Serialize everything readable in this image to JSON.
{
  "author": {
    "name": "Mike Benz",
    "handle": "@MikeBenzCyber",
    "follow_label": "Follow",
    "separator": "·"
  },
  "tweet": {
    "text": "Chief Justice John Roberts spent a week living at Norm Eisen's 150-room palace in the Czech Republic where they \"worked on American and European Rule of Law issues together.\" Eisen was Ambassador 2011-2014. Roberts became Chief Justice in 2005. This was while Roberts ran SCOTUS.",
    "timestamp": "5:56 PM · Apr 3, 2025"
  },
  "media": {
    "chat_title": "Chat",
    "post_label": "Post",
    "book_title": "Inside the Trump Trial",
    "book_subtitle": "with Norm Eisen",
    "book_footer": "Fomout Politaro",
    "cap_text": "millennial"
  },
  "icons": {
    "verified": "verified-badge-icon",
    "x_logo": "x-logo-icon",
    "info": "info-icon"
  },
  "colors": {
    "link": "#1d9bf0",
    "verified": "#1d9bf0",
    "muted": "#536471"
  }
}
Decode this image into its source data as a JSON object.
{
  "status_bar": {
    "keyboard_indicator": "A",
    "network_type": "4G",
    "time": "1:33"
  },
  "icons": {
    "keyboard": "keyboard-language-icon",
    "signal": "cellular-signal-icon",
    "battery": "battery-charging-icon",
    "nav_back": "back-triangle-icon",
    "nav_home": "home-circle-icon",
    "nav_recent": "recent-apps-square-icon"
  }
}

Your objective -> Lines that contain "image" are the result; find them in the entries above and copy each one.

Written answer ->
Serialize everything readable in this image to JSON.
Decode this image into its source data as a JSON object.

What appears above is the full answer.